Well, my new friend looked at me a little funny at that point, so I guessed I hadn’t been effusive enough in my thanks. When he handed me a SECOND bag of food, then, I made a point of cooing over it and thanking him profusely. And then I stepped back and gestured for him to come in again.
By this point I was getting cold standing at the door, and my guest’s reluctance to enter the house was starting to feel a little awkward. I don’t know what it was that prevented me from actually saying the words “Come on in!” rather than just making the gesture – perhaps I was just trying to put off the inevitable moment when I’d have to introduce him to the rest of the guests (My hastily concocted plan for this, by the way, was to usher him into the living room, shout, “Hey, everyone, look who’s here!” and then run upstairs and lock myself in the bathroom), but by this point enough was enough. I had just opened my mouth to finally just come right out with it and ask him to COME INTO THE DAMN HOUSE ALREADY, when he reached into the rather large bag I now noticed he was carrying, and produced…
Yes, it was the pizza guy. Bringing the pizzas and other items Terry had ordered not thirty minutes earlier. I’d use this as my excuse, but actually, I’d heard him make the call and I’m not going to pretend I didn’t. GOD.
And that’s the sorry tale of how I came to try and entice the pizza guy into my home on a cold, dark night. It’s also the tale of how we had to find a new pizza delivery place, because I somehow don’t think that young man will have gotten over my “Mrs Robinson” act yet.
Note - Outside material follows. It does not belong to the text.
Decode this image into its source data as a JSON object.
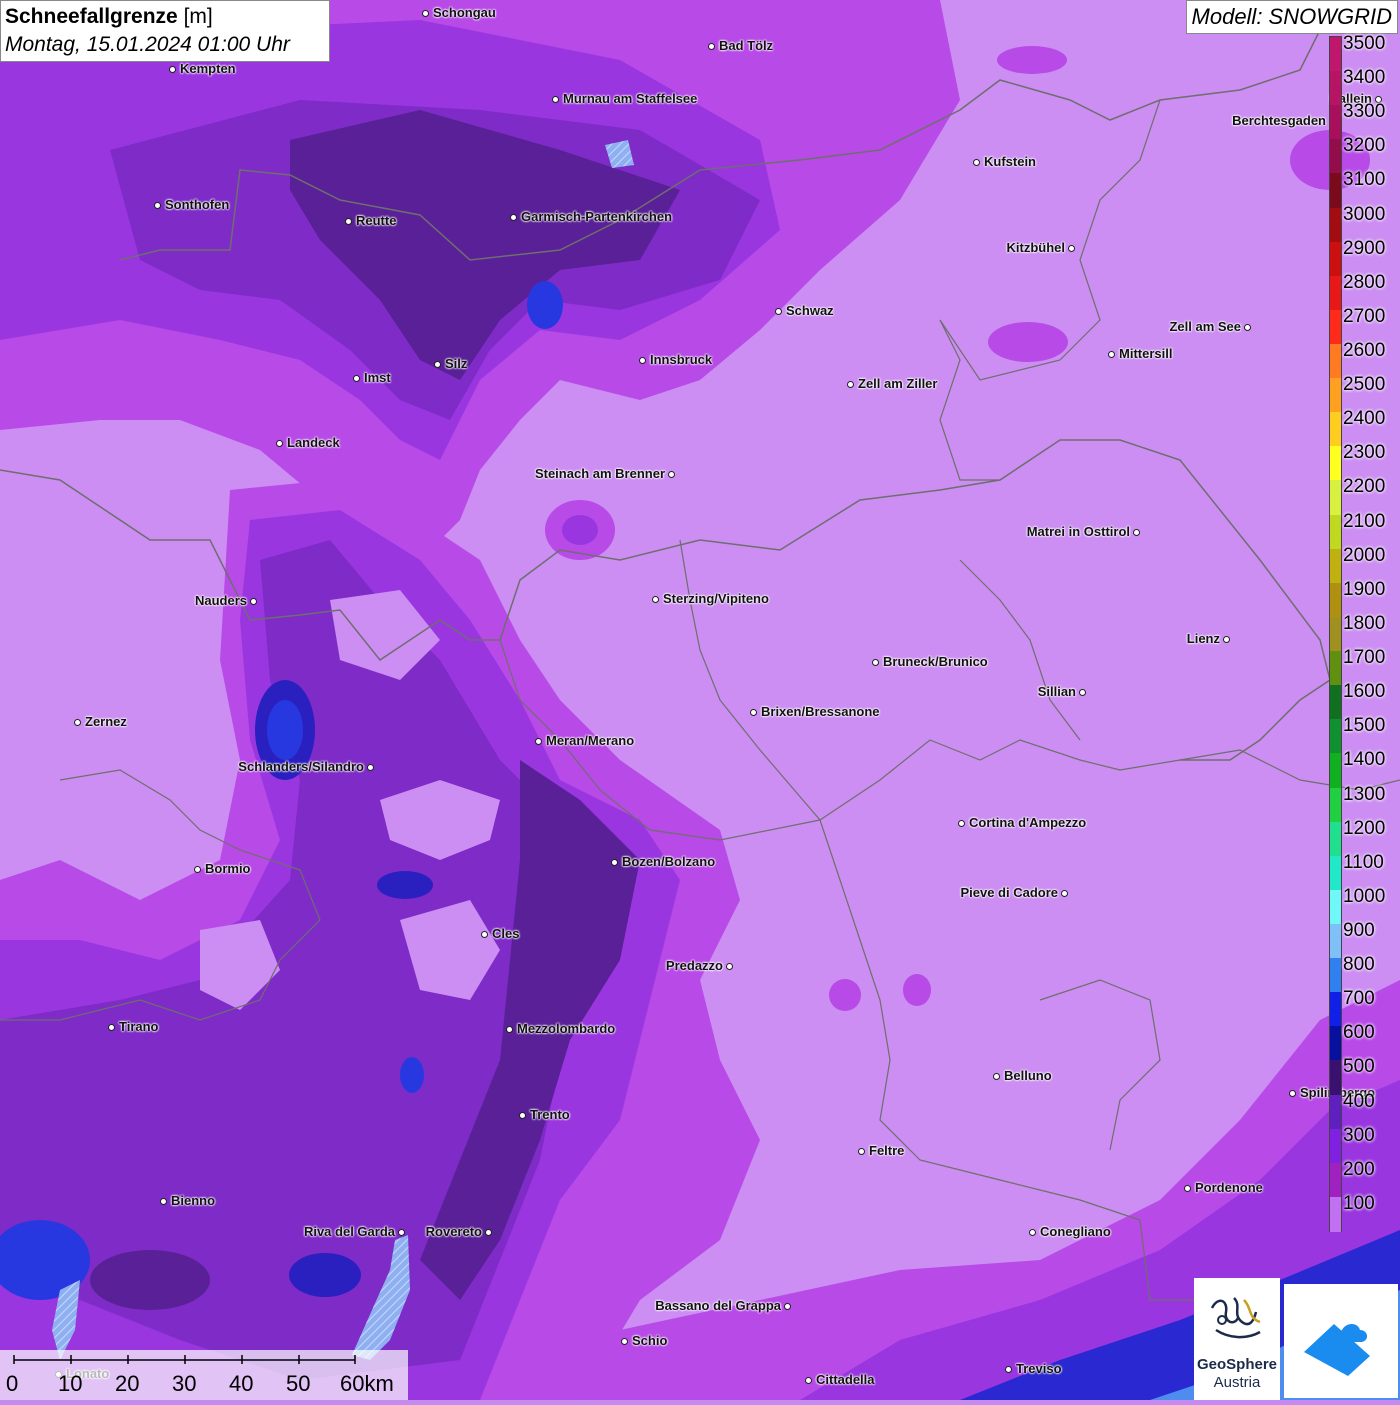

In fact, I wouldn’t be surprised if Terry can never get a pizza in this town again, unless he goes and picks it up himself.
Sorry, Terry. (And sorry, Pizza Guy, whoever you may be…)